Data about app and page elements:

■ ■ ■

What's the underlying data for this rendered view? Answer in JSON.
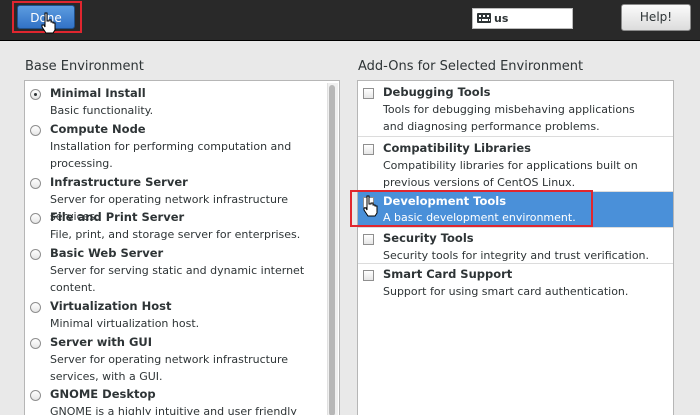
{
  "header": {
    "done_label": "Done",
    "keyboard_layout": "us",
    "help_label": "Help!"
  },
  "base_environment": {
    "title": "Base Environment",
    "selected": "Minimal Install",
    "items": [
      {
        "name": "Minimal Install",
        "desc": "Basic functionality."
      },
      {
        "name": "Compute Node",
        "desc": "Installation for performing computation and processing."
      },
      {
        "name": "Infrastructure Server",
        "desc": "Server for operating network infrastructure services."
      },
      {
        "name": "File and Print Server",
        "desc": "File, print, and storage server for enterprises."
      },
      {
        "name": "Basic Web Server",
        "desc": "Server for serving static and dynamic internet content."
      },
      {
        "name": "Virtualization Host",
        "desc": "Minimal virtualization host."
      },
      {
        "name": "Server with GUI",
        "desc": "Server for operating network infrastructure services, with a GUI."
      },
      {
        "name": "GNOME Desktop",
        "desc": "GNOME is a highly intuitive and user friendly"
      }
    ]
  },
  "addons": {
    "title": "Add-Ons for Selected Environment",
    "items": [
      {
        "name": "Debugging Tools",
        "desc": "Tools for debugging misbehaving applications and diagnosing performance problems.",
        "checked": false
      },
      {
        "name": "Compatibility Libraries",
        "desc": "Compatibility libraries for applications built on previous versions of CentOS Linux.",
        "checked": false
      },
      {
        "name": "Development Tools",
        "desc": "A basic development environment.",
        "checked": false,
        "highlighted": true
      },
      {
        "name": "Security Tools",
        "desc": "Security tools for integrity and trust verification.",
        "checked": false
      },
      {
        "name": "Smart Card Support",
        "desc": "Support for using smart card authentication.",
        "checked": false
      }
    ]
  },
  "colors": {
    "accent": "#4a90d9",
    "header_bg": "#292929",
    "highlight_box": "#e0262f"
  }
}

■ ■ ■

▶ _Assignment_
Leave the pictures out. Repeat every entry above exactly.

▶ _Solution for this problem_
What's the underlying data for this rendered view? Answer in JSON.
{
  "header": {
    "done_label": "Done",
    "keyboard_layout": "us",
    "help_label": "Help!"
  },
  "base_environment": {
    "title": "Base Environment",
    "selected": "Minimal Install",
    "items": [
      {
        "name": "Minimal Install",
        "desc": "Basic functionality."
      },
      {
        "name": "Compute Node",
        "desc": "Installation for performing computation and processing."
      },
      {
        "name": "Infrastructure Server",
        "desc": "Server for operating network infrastructure services."
      },
      {
        "name": "File and Print Server",
        "desc": "File, print, and storage server for enterprises."
      },
      {
        "name": "Basic Web Server",
        "desc": "Server for serving static and dynamic internet content."
      },
      {
        "name": "Virtualization Host",
        "desc": "Minimal virtualization host."
      },
      {
        "name": "Server with GUI",
        "desc": "Server for operating network infrastructure services, with a GUI."
      },
      {
        "name": "GNOME Desktop",
        "desc": "GNOME is a highly intuitive and user friendly"
      }
    ]
  },
  "addons": {
    "title": "Add-Ons for Selected Environment",
    "items": [
      {
        "name": "Debugging Tools",
        "desc": "Tools for debugging misbehaving applications and diagnosing performance problems.",
        "checked": false
      },
      {
        "name": "Compatibility Libraries",
        "desc": "Compatibility libraries for applications built on previous versions of CentOS Linux.",
        "checked": false
      },
      {
        "name": "Development Tools",
        "desc": "A basic development environment.",
        "checked": false,
        "highlighted": true
      },
      {
        "name": "Security Tools",
        "desc": "Security tools for integrity and trust verification.",
        "checked": false
      },
      {
        "name": "Smart Card Support",
        "desc": "Support for using smart card authentication.",
        "checked": false
      }
    ]
  },
  "colors": {
    "accent": "#4a90d9",
    "header_bg": "#292929",
    "highlight_box": "#e0262f"
  }
}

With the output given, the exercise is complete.